Element data from apps and pages:
+ + + +

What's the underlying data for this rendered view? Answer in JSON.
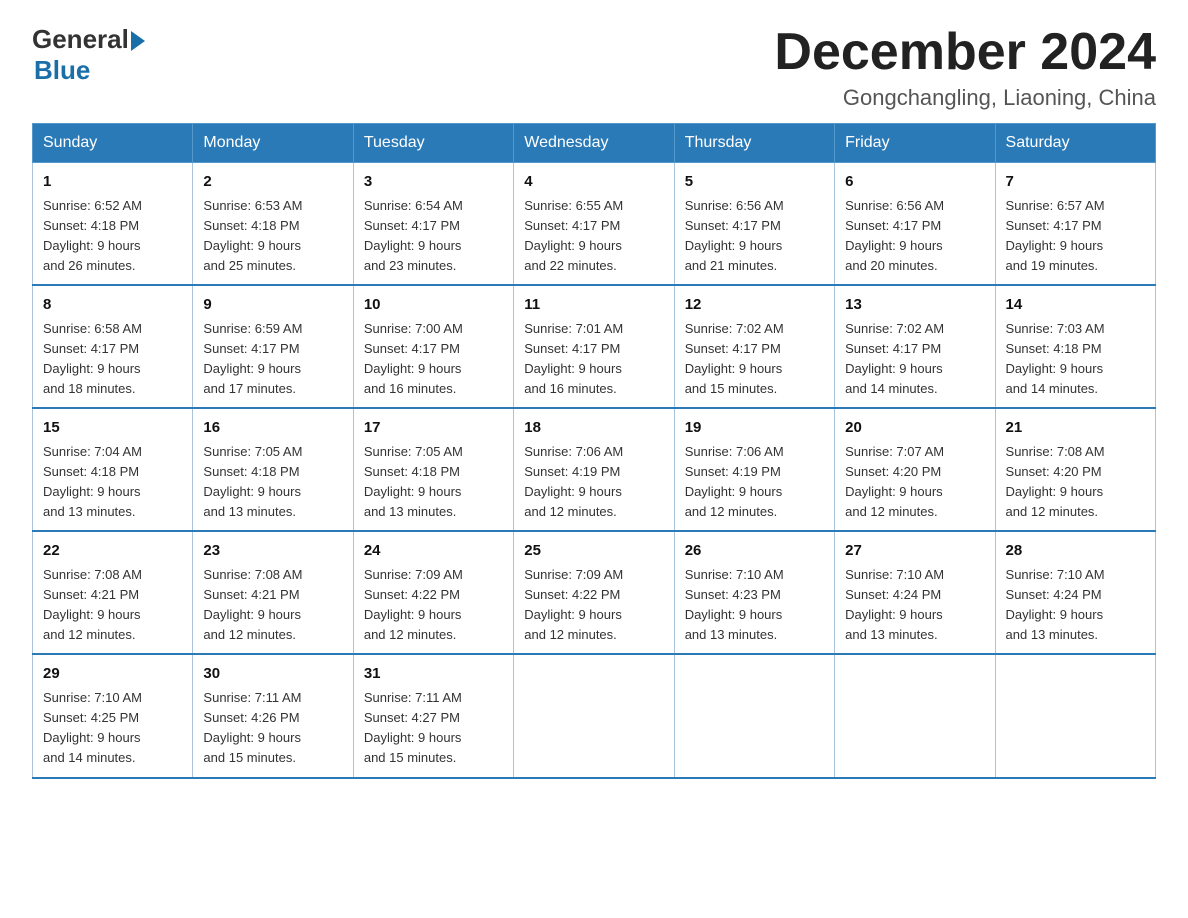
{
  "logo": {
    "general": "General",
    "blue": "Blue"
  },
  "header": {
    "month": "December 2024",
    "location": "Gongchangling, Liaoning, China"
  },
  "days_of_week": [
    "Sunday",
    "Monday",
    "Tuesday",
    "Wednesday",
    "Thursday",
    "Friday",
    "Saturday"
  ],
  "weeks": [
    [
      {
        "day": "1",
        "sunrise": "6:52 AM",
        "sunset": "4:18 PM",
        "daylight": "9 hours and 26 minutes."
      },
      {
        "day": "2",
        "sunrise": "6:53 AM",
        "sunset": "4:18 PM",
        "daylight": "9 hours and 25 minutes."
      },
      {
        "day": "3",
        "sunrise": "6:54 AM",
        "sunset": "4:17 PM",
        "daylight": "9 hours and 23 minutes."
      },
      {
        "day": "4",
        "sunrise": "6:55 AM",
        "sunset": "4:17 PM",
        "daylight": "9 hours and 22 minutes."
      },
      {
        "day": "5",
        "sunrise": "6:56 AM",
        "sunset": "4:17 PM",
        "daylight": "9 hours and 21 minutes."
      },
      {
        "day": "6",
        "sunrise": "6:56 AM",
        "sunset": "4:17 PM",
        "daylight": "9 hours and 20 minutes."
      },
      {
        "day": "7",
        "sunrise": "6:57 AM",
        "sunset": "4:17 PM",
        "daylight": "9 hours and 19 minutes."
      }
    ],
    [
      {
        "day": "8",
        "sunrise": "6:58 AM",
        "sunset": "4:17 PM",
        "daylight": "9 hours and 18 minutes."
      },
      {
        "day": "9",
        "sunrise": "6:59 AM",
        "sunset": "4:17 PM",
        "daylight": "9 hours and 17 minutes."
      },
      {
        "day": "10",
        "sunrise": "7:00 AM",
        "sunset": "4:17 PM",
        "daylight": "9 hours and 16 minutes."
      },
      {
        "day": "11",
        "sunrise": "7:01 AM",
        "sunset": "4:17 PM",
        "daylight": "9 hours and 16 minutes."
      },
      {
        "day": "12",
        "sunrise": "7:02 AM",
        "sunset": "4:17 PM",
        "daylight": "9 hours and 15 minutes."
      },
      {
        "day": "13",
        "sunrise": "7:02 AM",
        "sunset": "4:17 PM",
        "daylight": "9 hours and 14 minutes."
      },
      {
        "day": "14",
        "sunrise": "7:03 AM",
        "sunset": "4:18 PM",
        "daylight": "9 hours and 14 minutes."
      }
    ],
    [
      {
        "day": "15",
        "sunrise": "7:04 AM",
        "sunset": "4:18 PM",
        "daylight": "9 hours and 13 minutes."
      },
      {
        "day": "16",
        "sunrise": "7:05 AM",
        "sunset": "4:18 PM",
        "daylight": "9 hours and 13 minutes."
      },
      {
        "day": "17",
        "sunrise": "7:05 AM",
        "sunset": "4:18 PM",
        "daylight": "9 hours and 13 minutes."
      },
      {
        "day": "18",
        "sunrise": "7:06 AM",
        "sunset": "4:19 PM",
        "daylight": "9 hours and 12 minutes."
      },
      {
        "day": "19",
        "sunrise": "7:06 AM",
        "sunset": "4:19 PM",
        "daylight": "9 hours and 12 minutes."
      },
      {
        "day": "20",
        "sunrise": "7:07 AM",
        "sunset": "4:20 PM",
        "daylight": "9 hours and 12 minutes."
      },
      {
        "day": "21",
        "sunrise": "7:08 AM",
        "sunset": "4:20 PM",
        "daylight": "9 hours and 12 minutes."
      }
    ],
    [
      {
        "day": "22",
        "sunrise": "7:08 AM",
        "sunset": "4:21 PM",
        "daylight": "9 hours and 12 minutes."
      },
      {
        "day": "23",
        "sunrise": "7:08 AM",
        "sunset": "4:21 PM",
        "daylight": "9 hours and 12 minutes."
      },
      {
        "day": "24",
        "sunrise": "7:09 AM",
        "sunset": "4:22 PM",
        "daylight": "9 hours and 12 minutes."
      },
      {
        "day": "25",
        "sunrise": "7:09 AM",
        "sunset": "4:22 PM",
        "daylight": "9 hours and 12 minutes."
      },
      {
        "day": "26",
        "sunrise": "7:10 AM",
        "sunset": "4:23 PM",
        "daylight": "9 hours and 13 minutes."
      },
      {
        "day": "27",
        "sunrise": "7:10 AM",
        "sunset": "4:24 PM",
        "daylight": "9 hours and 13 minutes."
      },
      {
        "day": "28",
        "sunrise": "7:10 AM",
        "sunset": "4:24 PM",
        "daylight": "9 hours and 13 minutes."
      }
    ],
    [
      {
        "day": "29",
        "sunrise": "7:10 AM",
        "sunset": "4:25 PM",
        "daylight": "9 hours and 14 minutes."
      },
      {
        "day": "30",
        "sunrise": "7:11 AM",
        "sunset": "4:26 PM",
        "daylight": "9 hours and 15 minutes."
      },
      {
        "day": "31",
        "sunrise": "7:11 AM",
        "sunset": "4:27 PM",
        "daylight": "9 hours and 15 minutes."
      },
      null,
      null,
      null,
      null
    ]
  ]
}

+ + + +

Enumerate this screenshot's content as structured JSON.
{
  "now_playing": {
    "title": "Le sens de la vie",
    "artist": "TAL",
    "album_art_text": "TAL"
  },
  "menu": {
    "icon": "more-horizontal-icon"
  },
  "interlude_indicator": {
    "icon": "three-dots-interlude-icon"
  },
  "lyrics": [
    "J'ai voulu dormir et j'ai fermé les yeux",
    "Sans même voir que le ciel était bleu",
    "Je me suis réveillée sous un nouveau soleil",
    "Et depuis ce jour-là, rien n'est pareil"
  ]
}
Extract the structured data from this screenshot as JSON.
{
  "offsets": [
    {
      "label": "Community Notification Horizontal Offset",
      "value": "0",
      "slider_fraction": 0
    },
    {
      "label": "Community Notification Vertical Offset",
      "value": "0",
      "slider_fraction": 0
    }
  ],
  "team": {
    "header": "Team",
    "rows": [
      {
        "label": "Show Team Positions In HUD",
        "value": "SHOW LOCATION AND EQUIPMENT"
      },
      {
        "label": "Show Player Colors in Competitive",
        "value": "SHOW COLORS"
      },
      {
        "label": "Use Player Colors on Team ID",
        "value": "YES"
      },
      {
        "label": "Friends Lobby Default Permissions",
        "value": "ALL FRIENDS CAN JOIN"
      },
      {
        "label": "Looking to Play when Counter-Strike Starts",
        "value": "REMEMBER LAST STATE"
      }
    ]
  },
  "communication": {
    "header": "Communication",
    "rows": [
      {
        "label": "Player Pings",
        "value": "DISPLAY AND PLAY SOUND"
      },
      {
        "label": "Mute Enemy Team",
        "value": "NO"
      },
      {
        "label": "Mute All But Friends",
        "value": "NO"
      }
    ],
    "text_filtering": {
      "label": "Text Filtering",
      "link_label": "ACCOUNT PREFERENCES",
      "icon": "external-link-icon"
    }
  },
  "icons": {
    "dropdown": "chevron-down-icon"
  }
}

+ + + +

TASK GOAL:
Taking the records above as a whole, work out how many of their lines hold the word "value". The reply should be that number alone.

RESPONSE FOR THIS EXERCISE:
10